Your objective
What lines in the entries below contain the word "Chinese"? Copy all of them.

- - -

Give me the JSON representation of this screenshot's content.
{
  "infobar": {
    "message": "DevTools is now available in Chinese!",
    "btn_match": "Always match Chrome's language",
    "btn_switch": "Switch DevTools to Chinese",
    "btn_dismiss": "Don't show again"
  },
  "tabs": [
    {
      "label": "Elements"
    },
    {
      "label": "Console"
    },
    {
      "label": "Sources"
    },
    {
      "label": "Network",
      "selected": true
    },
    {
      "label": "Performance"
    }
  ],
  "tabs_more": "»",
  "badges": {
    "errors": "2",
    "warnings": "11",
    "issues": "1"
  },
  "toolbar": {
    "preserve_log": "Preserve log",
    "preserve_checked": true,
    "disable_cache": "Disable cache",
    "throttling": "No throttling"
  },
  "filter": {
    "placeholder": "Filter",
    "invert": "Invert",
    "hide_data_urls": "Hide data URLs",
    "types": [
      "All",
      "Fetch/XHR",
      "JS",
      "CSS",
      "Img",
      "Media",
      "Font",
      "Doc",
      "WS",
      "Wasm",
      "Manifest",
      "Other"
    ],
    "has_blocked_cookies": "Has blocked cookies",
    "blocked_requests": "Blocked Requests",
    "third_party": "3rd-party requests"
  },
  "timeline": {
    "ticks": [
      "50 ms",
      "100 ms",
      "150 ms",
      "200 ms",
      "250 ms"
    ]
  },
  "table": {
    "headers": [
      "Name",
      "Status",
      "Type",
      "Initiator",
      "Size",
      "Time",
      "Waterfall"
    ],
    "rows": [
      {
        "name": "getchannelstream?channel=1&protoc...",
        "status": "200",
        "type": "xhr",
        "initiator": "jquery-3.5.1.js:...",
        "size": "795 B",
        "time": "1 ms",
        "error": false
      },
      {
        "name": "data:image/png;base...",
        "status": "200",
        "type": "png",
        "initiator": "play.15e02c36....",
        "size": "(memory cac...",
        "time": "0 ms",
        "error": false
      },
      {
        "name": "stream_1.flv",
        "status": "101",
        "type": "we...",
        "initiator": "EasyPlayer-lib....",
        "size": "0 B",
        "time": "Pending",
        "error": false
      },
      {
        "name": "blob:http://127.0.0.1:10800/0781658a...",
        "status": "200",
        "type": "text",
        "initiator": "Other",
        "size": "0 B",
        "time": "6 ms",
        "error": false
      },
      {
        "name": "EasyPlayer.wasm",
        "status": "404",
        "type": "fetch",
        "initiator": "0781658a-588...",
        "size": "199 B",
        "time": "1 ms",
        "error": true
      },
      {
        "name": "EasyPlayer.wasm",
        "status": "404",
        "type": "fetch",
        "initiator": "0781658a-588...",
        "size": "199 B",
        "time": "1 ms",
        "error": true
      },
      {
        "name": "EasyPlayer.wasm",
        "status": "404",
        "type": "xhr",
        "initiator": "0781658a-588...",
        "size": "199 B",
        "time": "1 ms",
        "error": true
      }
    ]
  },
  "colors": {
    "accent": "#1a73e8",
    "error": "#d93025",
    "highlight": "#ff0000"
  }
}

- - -

Answer to this exercise
    "message": "DevTools is now available in Chinese!",
    "btn_switch": "Switch DevTools to Chinese",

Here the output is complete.